    I'm sure there are hundreds of diners in Chicago where you can find Greek toast, but a sure bet is Lou Mitchell's.

    ~GS
    Greasy Spoon
  • Post #10 - January 7th, 2007, 12:35 am
    Post #10 - January 7th, 2007, 12:35 am Post #10 - January 7th, 2007, 12:35 am
    Hi,

    I've seen that bread at the Full Moon in North Chicago. I never realized it had a name or a following. I have a new appreciation for this bread I never assumed was a local specialty.

    Thanks for highlighting this!

    Regards,
    Cathy2

    "You'll be remembered long after you're dead if you make good gravy, mashed potatoes and biscuits." -- Nathalie Dupree
    Facebook, Twitter, Greater Midwest Foodways, Road Food 2012: Podcast
  • Post #11 - January 7th, 2007, 12:00 pm
    Post #11 - January 7th, 2007, 12:00 pm Post #11 - January 7th, 2007, 12:00 pm
    Greasy Spoon wrote:Bari (Italian Sub)


    Wrong link. This is a little more appropriate: Bari
  • Post #12 - January 8th, 2007, 10:13 am
    Post #12 - January 8th, 2007, 10:13 am Post #12 - January 8th, 2007, 10:13 am
    Arrogant wrote:Wrong link. This is a little more appropriate: Bari

    Better yet. ;)

    Bari Italian Sub with marinated artichokes and giardiniera.
    Image
    One minute to Wapner.
    Raymond Babbitt

    Low & Slow
  • Post #13 - January 8th, 2007, 2:01 pm
    Post #13 - January 8th, 2007, 2:01 pm Post #13 - January 8th, 2007, 2:01 pm
    Arrogant wrote:Wrong link. This is a little more appropriate: Bari

    Ah, thanks for the catch Arrogant. The edit has been made.

    G Wiv, you're killin me with that photo. :cry:
    I think I may use it as a background on my pc @ work.

    I would put it on my desktop at home, but I currently have this beauty up there, which I'm sure you're familiar with. :wink:

    Thanks again, both of you.

    ~GS
    Greasy Spoon
  • Post #14 - January 8th, 2007, 3:56 pm
    Post #14 - January 8th, 2007, 3:56 pm Post #14 - January 8th, 2007, 3:56 pm
    [quote="Greasy Spoon"I would put it on my desktop at home, but I currently have this beauty up there, which I'm sure you're familiar with. :wink:[/quote]
    Spoon,

    That got a chuckle out of me, made me want a beer as well. :)

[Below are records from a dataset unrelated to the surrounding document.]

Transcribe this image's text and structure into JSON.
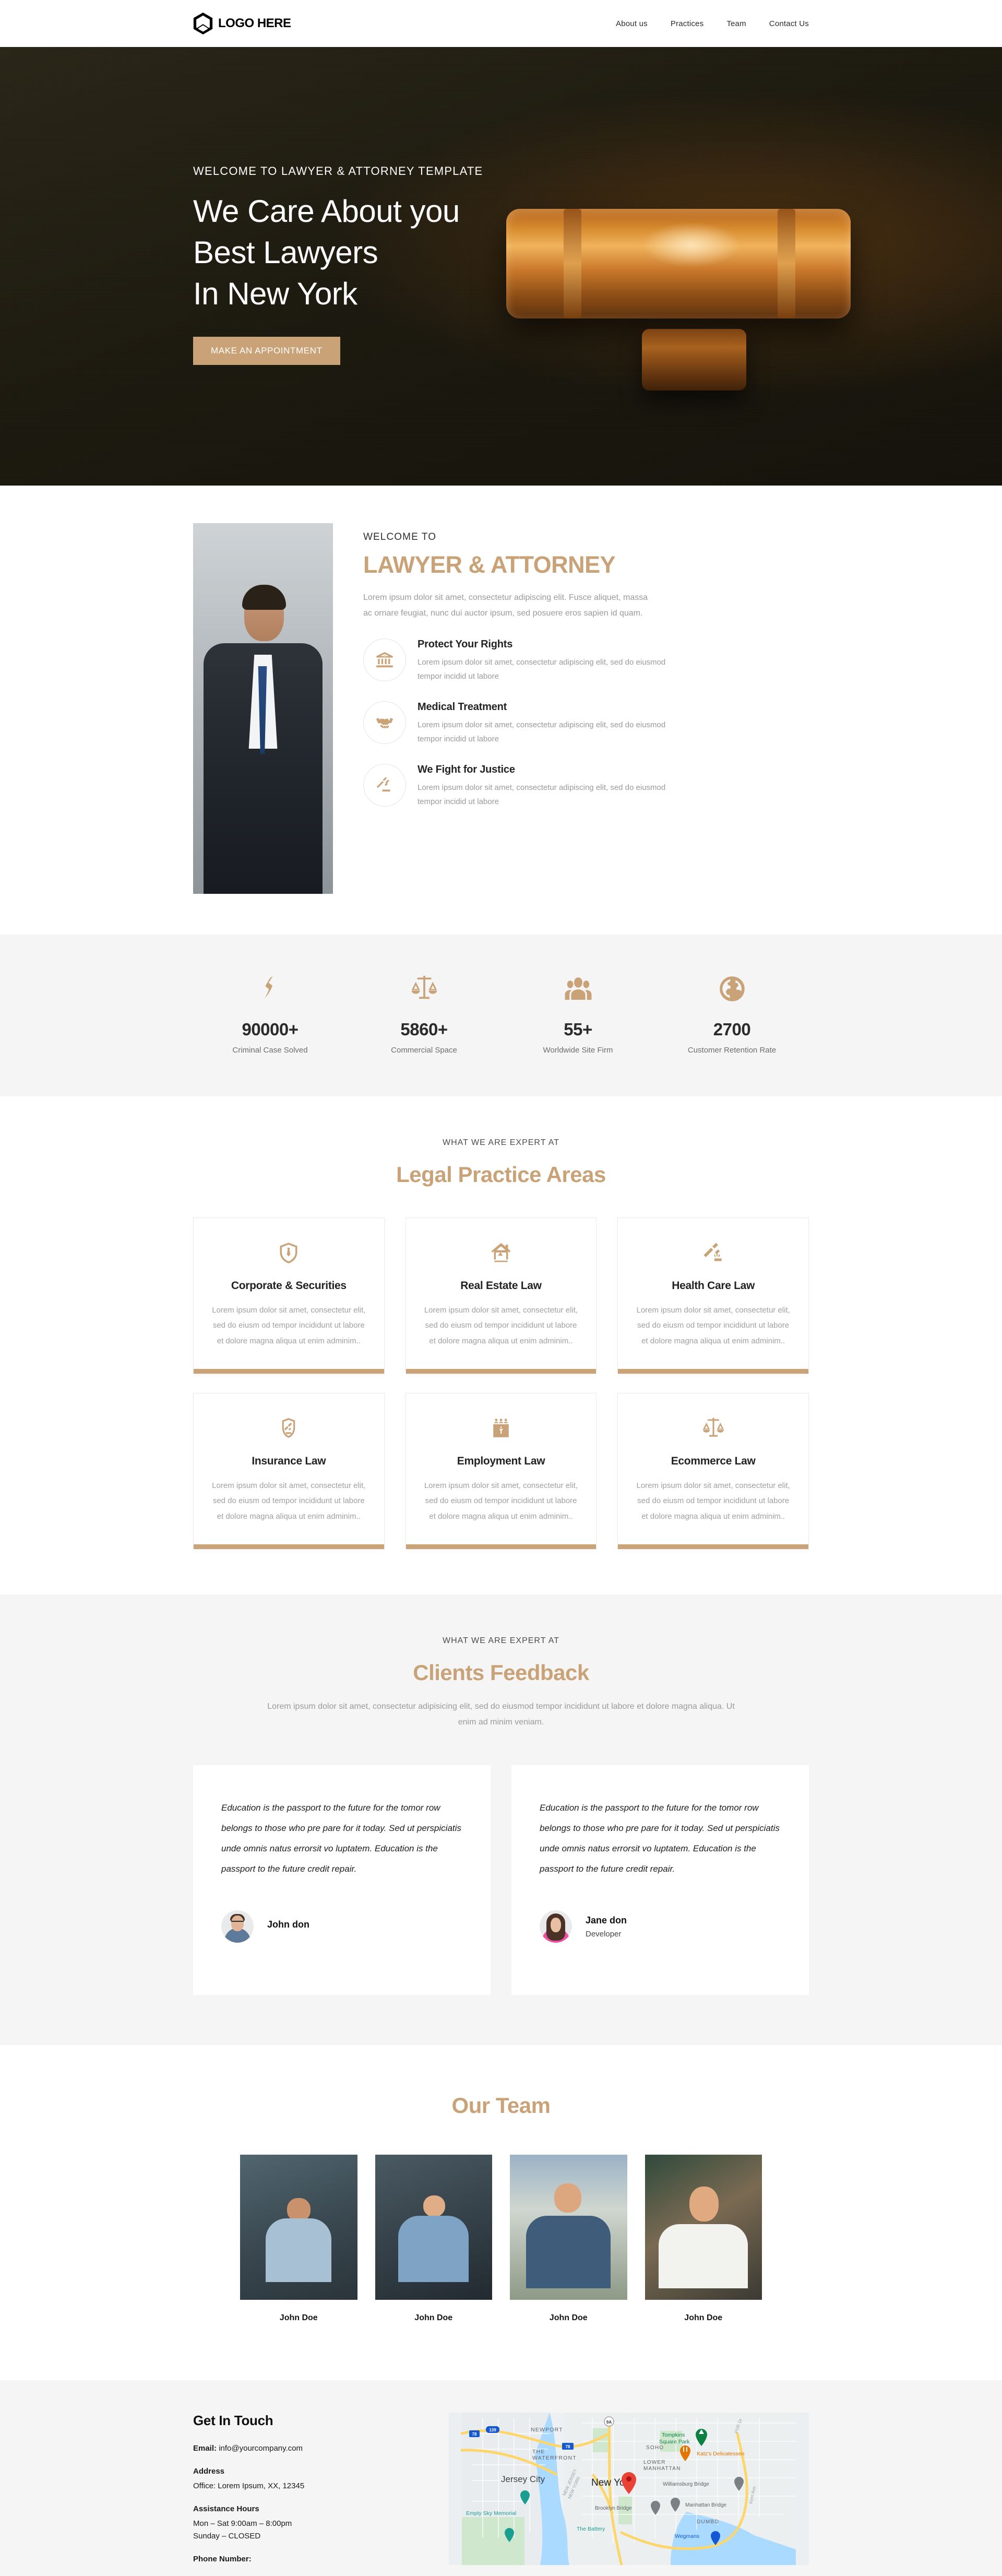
{
  "header": {
    "logo_text": "LOGO HERE",
    "nav": [
      {
        "label": "About us"
      },
      {
        "label": "Practices"
      },
      {
        "label": "Team"
      },
      {
        "label": "Contact Us"
      }
    ]
  },
  "hero": {
    "kicker": "WELCOME TO LAWYER & ATTORNEY TEMPLATE",
    "line1": "We Care About you",
    "line2": "Best Lawyers",
    "line3": "In New York",
    "button": "MAKE AN APPOINTMENT",
    "accent_color": "#c9a377"
  },
  "about": {
    "kicker": "WELCOME TO",
    "title": "LAWYER & ATTORNEY",
    "paragraph": "Lorem ipsum dolor sit amet, consectetur adipiscing elit. Fusce aliquet, massa ac ornare feugiat, nunc dui auctor ipsum, sed posuere eros sapien id quam.",
    "features": [
      {
        "icon": "courthouse-icon",
        "title": "Protect Your Rights",
        "text": "Lorem ipsum dolor sit amet, consectetur adipiscing elit, sed do eiusmod tempor incidid ut labore"
      },
      {
        "icon": "handshake-icon",
        "title": "Medical Treatment",
        "text": "Lorem ipsum dolor sit amet, consectetur adipiscing elit, sed do eiusmod tempor incidid ut labore"
      },
      {
        "icon": "gavel-icon",
        "title": "We Fight for Justice",
        "text": "Lorem ipsum dolor sit amet, consectetur adipiscing elit, sed do eiusmod tempor incidid ut labore"
      }
    ]
  },
  "stats": [
    {
      "icon": "gavel-icon",
      "value": "90000+",
      "label": "Criminal Case Solved"
    },
    {
      "icon": "scales-icon",
      "value": "5860+",
      "label": "Commercial Space"
    },
    {
      "icon": "people-icon",
      "value": "55+",
      "label": "Worldwide Site Firm"
    },
    {
      "icon": "globe-icon",
      "value": "2700",
      "label": "Customer Retention Rate"
    }
  ],
  "practice": {
    "kicker": "WHAT WE ARE EXPERT AT",
    "title": "Legal Practice Areas",
    "cards": [
      {
        "icon": "shield-tie-icon",
        "title": "Corporate & Securities",
        "text": "Lorem ipsum dolor sit amet, consectetur elit, sed do eiusm od tempor incididunt ut labore et dolore magna aliqua ut enim adminim.."
      },
      {
        "icon": "house-scales-icon",
        "title": "Real Estate Law",
        "text": "Lorem ipsum dolor sit amet, consectetur elit, sed do eiusm od tempor incididunt ut labore et dolore magna aliqua ut enim adminim.."
      },
      {
        "icon": "gavel-strike-icon",
        "title": "Health Care Law",
        "text": "Lorem ipsum dolor sit amet, consectetur elit, sed do eiusm od tempor incididunt ut labore et dolore magna aliqua ut enim adminim.."
      },
      {
        "icon": "shield-gavel-icon",
        "title": "Insurance Law",
        "text": "Lorem ipsum dolor sit amet, consectetur elit, sed do eiusm od tempor incididunt ut labore et dolore magna aliqua ut enim adminim.."
      },
      {
        "icon": "jury-podium-icon",
        "title": "Employment Law",
        "text": "Lorem ipsum dolor sit amet, consectetur elit, sed do eiusm od tempor incididunt ut labore et dolore magna aliqua ut enim adminim.."
      },
      {
        "icon": "scales-icon",
        "title": "Ecommerce Law",
        "text": "Lorem ipsum dolor sit amet, consectetur elit, sed do eiusm od tempor incididunt ut labore et dolore magna aliqua ut enim adminim.."
      }
    ]
  },
  "feedback": {
    "kicker": "WHAT WE ARE EXPERT AT",
    "title": "Clients Feedback",
    "subtitle": "Lorem ipsum dolor sit amet, consectetur adipisicing elit, sed do eiusmod tempor incididunt ut labore et dolore magna aliqua. Ut enim ad minim veniam.",
    "items": [
      {
        "quote": "Education is the passport to the future for the tomor row belongs to those who pre pare for it today. Sed ut perspiciatis unde omnis natus errorsit vo luptatem. Education is the passport to the future credit repair.",
        "name": "John don",
        "role": ""
      },
      {
        "quote": "Education is the passport to the future for the tomor row belongs to those who pre pare for it today. Sed ut perspiciatis unde omnis natus errorsit vo luptatem. Education is the passport to the future credit repair.",
        "name": "Jane don",
        "role": "Developer"
      }
    ]
  },
  "team": {
    "title": "Our Team",
    "members": [
      {
        "name": "John Doe"
      },
      {
        "name": "John Doe"
      },
      {
        "name": "John Doe"
      },
      {
        "name": "John Doe"
      }
    ]
  },
  "contact": {
    "title": "Get In Touch",
    "email_label": "Email:",
    "email_value": "info@yourcompany.com",
    "address_label": "Address",
    "address_value": "Office: Lorem Ipsum, XX, 12345",
    "hours_label": "Assistance Hours",
    "hours_line1": "Mon – Sat 9:00am – 8:00pm",
    "hours_line2": "Sunday – CLOSED",
    "phone_label": "Phone Number:",
    "map": {
      "center_label": "New York",
      "labels": [
        "NEWPORT",
        "THE WATERFRONT",
        "Jersey City",
        "Empty Sky Memorial",
        "SOHO",
        "LOWER MANHATTAN",
        "Tompkins Square Park",
        "Katz's Delicatessen",
        "Williamsburg Bridge",
        "Manhattan Bridge",
        "Brooklyn Bridge",
        "DUMBO",
        "The Battery",
        "Wegmans",
        "NEW JERSEY",
        "NEW YORK",
        "FDR Dr",
        "Kent Ave"
      ],
      "route_shields": [
        "78",
        "139",
        "9A"
      ]
    }
  }
}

    Enjoy,
    Gary
    One minute to Wapner.
    Raymond Babbitt

    Low & Slow

Contact

About

Team

Advertize

Close

Chat

Articles

Guide

Events

more